* **Data for the task**:
»»
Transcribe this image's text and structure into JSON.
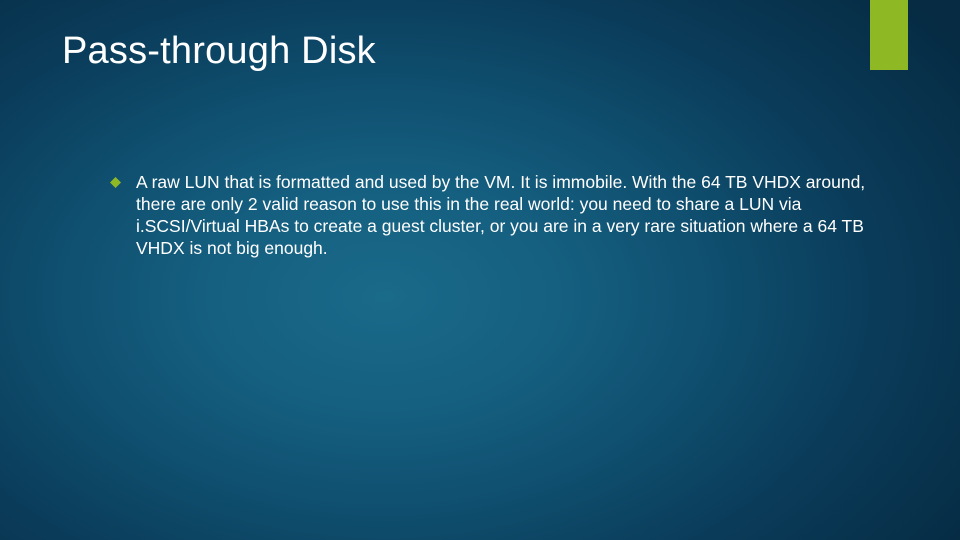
{
  "slide": {
    "title": "Pass-through Disk",
    "accent_color": "#8fb825",
    "bullets": [
      {
        "text": "A raw LUN that is formatted and used by the VM.  It is immobile.  With the 64 TB VHDX around, there are only 2 valid reason to use this in the real world: you need to share a LUN via i.SCSI/Virtual HBAs to create a guest cluster, or you are in a very rare situation where a 64 TB VHDX is not big enough."
      }
    ]
  }
}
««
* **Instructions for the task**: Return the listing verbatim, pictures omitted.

* **Response area**:
Transcribe this image's text and structure into JSON.
{
  "slide": {
    "title": "Pass-through Disk",
    "accent_color": "#8fb825",
    "bullets": [
      {
        "text": "A raw LUN that is formatted and used by the VM.  It is immobile.  With the 64 TB VHDX around, there are only 2 valid reason to use this in the real world: you need to share a LUN via i.SCSI/Virtual HBAs to create a guest cluster, or you are in a very rare situation where a 64 TB VHDX is not big enough."
      }
    ]
  }
}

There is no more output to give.